Coyote Destiny was a decent enough tale that was clearly meant to tie up many of the character threads that were initiated in novels as far back as the original Coyote tale. Coyote Destiny is a natural extension of the stories started in that novel. The original colonists from the URSS Alabama, the ones that originally set foot on and explored Coyote, are either quite old or have already passed-on. Now Coyote's destiny is in the hands of their children and grandchildren.

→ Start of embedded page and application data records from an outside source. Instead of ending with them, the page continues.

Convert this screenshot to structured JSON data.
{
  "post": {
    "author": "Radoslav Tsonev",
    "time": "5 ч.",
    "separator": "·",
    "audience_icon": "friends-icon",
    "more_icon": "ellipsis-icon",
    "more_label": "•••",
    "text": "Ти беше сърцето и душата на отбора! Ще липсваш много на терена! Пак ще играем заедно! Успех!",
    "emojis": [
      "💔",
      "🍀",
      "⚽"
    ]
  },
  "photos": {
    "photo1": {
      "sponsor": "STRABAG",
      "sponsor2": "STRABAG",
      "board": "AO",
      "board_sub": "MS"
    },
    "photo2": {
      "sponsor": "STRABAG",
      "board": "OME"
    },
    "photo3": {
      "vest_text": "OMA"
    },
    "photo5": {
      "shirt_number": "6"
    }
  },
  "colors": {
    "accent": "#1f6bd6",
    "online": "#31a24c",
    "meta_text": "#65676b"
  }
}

As a novel, Coyote Destiny exhibits many of the same flaws and virtues as its predecessors. This novel is no exception in feeling like a series of short stories sewn together by a tailor that, while generally adept, still can't quite sew in a straight line all the time and occasionally misses a stitch. However, I so thoroughly enjoy exploring the many facets of the people and culture that have developed on Coyote since the colony's founding that a slipped stitch here and there is inconsequential. I genuinely like and identify with many of the characters in this series...and those in Coyote Destiny are no exception. With that said, this tale should only be undertaken once the previously novels in the series have been read. Within the context of the many Coyote books, this novel is certainly recommended.